Types of employees
HRCSL Commissioner, Dr. Prathiba Mahanamahewa differentiated the types of employees recruited by institutions and explained the manner in which they are recruited, assigned jobs, the manner and circumstances under which their services could be terminated, and the measures that could be taken by the affected party in order to obtain compensation, in the event the services of the employee was terminated against the laws or institutional regulations. Accordingly, the types of employees are as follows: Interns/ apprentices, trainee, temporary, probationary, permanent, casual, contract basis, seasonal and self-employment.
In the case of an apprentice there is no contract of service. Therefore, he cannot be considered a workman or an employee in the normal sense.
An apprentice is a person who is there to learn the trade, and the master or employer has undertaken to train him and prepare him to understand the trade in which he is engage. In Sri Lanka, certain statutes regulate the taking in of trainees and apprentices.
Apprentices or trainees have been also brought within the definition of workman in some of the Statues and therefore, have gained a certain degree of probation.
A probationer is an employee who enters into a contract of employment with the employer.
A period of probation is set out in the contract of employment for the purpose of enabling the employer to assess the capacity and capability of the workman. The contract may have a provision for an extension of the probationary period if the employer so desires.
A probationer can be said to be on trial until the expiry of the probationary period, but there is no guarantee of his being confirmed at the end of the probationary period.
The question arises as to whether a probationer’s services could be terminated before the expiry of the probationary period. Such a termination could be effected for misconduct.
But his services could be terminated for unsatisfactory work only at the termination of the probationary period, except where the contract provides for such a termination.
A casual employee has to be contrasted with a permanent and regular employee who has the right to expect work from the employer and to whom work must be offered regularly by the employer.

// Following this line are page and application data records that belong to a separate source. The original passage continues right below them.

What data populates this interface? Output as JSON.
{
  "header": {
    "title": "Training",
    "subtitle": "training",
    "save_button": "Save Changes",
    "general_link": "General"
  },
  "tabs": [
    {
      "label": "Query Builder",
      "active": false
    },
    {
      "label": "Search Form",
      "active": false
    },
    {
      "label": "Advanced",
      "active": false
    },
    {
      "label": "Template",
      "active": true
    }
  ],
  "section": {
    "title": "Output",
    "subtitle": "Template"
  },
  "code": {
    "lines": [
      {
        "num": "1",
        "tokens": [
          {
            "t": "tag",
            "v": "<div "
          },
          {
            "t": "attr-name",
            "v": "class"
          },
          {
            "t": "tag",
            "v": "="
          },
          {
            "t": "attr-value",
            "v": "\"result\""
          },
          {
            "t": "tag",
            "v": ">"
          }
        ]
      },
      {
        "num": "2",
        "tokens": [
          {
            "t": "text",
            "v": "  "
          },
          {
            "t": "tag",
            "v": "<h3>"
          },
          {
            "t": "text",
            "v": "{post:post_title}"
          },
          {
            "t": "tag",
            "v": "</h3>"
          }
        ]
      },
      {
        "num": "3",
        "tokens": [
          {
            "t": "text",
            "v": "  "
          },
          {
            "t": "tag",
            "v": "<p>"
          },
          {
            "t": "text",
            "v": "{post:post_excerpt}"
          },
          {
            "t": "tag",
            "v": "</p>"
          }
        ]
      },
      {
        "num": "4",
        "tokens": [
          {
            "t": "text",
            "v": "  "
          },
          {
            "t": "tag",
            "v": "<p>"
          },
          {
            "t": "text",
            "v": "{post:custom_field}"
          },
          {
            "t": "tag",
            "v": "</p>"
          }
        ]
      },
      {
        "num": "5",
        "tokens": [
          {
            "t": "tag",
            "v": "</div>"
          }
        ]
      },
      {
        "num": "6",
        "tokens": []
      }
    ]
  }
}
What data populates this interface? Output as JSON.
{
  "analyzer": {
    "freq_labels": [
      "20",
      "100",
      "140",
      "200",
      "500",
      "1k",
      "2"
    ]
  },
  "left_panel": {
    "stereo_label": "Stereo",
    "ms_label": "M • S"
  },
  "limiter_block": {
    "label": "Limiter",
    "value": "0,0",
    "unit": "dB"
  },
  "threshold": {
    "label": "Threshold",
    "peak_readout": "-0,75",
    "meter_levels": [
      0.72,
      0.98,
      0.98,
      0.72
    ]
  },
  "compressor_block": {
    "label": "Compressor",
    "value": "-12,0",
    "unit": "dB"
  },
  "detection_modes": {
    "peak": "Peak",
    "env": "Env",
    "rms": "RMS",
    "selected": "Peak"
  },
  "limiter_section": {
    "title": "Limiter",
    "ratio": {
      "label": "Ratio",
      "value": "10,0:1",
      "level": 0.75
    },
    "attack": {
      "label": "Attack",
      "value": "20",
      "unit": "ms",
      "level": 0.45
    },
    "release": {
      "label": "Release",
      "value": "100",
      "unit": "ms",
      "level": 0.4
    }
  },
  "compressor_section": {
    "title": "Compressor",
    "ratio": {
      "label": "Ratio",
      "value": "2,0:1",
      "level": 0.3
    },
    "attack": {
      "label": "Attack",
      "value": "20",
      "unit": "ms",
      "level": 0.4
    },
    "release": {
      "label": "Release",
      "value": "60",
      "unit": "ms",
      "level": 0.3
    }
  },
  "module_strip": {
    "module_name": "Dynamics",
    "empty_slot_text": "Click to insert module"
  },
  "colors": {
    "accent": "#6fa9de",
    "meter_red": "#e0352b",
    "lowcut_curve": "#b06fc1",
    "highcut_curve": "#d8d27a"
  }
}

A casual employee is one employed by chance on no contract to employ. He will be offered employment as and when work is available. An employer cannot expect a casual employee to arrive for work continuously. He can report for work as and when he so desires. He cannot as of right expect work from the employer.
This is a form of employment where an employer engages employees during a particular season during the year, for example, those employed in the Tourist industry during the tourist season. At the end of the season the employer is allowed to dispense with the services of the employee.
In seasonal employment generally the employer engages the workman for the next seasons. But, in law he is not obliged to re-employ such workman